--- WHAT IS NEEDED ---
What you hand back must match the records word for word, with no pictures.

Element data from apps and pages
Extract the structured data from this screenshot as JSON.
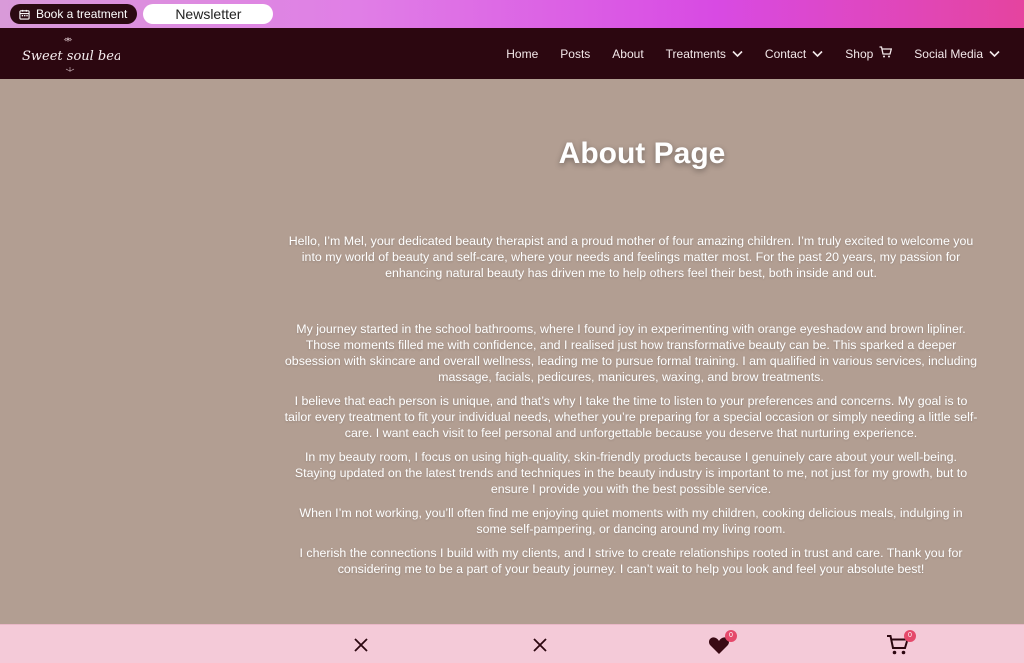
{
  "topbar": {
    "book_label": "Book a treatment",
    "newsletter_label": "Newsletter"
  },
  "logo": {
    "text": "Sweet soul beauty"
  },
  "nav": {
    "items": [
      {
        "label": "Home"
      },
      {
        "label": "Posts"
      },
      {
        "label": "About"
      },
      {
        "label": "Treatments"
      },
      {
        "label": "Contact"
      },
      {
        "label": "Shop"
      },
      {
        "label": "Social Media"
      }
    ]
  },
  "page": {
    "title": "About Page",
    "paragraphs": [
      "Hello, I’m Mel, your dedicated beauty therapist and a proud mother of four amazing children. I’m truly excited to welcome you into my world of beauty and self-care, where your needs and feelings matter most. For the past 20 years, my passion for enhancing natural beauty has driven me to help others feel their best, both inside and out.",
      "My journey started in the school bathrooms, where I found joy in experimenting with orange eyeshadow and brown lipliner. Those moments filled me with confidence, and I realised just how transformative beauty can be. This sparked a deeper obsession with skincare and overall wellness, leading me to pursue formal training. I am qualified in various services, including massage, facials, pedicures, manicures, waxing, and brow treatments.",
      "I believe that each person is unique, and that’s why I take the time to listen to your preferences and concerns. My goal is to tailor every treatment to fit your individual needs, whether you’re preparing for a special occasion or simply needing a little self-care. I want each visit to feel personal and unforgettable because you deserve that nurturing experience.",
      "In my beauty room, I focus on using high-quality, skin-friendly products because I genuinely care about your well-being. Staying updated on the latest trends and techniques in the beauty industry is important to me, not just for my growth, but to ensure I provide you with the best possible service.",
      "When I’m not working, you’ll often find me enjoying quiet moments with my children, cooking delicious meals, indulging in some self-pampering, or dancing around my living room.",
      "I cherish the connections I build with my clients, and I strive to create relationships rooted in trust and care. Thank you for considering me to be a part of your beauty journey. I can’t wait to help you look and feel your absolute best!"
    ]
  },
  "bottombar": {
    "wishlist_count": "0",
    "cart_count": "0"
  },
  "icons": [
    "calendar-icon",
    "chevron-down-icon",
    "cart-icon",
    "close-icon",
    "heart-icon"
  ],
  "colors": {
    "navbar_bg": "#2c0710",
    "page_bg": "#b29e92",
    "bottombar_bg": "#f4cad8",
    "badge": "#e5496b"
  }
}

--- RESPONSE TO THIS TASK ---
Extract the structured data from this screenshot as JSON.
{
  "topbar": {
    "book_label": "Book a treatment",
    "newsletter_label": "Newsletter"
  },
  "logo": {
    "text": "Sweet soul beauty"
  },
  "nav": {
    "items": [
      {
        "label": "Home"
      },
      {
        "label": "Posts"
      },
      {
        "label": "About"
      },
      {
        "label": "Treatments"
      },
      {
        "label": "Contact"
      },
      {
        "label": "Shop"
      },
      {
        "label": "Social Media"
      }
    ]
  },
  "page": {
    "title": "About Page",
    "paragraphs": [
      "Hello, I’m Mel, your dedicated beauty therapist and a proud mother of four amazing children. I’m truly excited to welcome you into my world of beauty and self-care, where your needs and feelings matter most. For the past 20 years, my passion for enhancing natural beauty has driven me to help others feel their best, both inside and out.",
      "My journey started in the school bathrooms, where I found joy in experimenting with orange eyeshadow and brown lipliner. Those moments filled me with confidence, and I realised just how transformative beauty can be. This sparked a deeper obsession with skincare and overall wellness, leading me to pursue formal training. I am qualified in various services, including massage, facials, pedicures, manicures, waxing, and brow treatments.",
      "I believe that each person is unique, and that’s why I take the time to listen to your preferences and concerns. My goal is to tailor every treatment to fit your individual needs, whether you’re preparing for a special occasion or simply needing a little self-care. I want each visit to feel personal and unforgettable because you deserve that nurturing experience.",
      "In my beauty room, I focus on using high-quality, skin-friendly products because I genuinely care about your well-being. Staying updated on the latest trends and techniques in the beauty industry is important to me, not just for my growth, but to ensure I provide you with the best possible service.",
      "When I’m not working, you’ll often find me enjoying quiet moments with my children, cooking delicious meals, indulging in some self-pampering, or dancing around my living room.",
      "I cherish the connections I build with my clients, and I strive to create relationships rooted in trust and care. Thank you for considering me to be a part of your beauty journey. I can’t wait to help you look and feel your absolute best!"
    ]
  },
  "bottombar": {
    "wishlist_count": "0",
    "cart_count": "0"
  },
  "icons": [
    "calendar-icon",
    "chevron-down-icon",
    "cart-icon",
    "close-icon",
    "heart-icon"
  ],
  "colors": {
    "navbar_bg": "#2c0710",
    "page_bg": "#b29e92",
    "bottombar_bg": "#f4cad8",
    "badge": "#e5496b"
  }
}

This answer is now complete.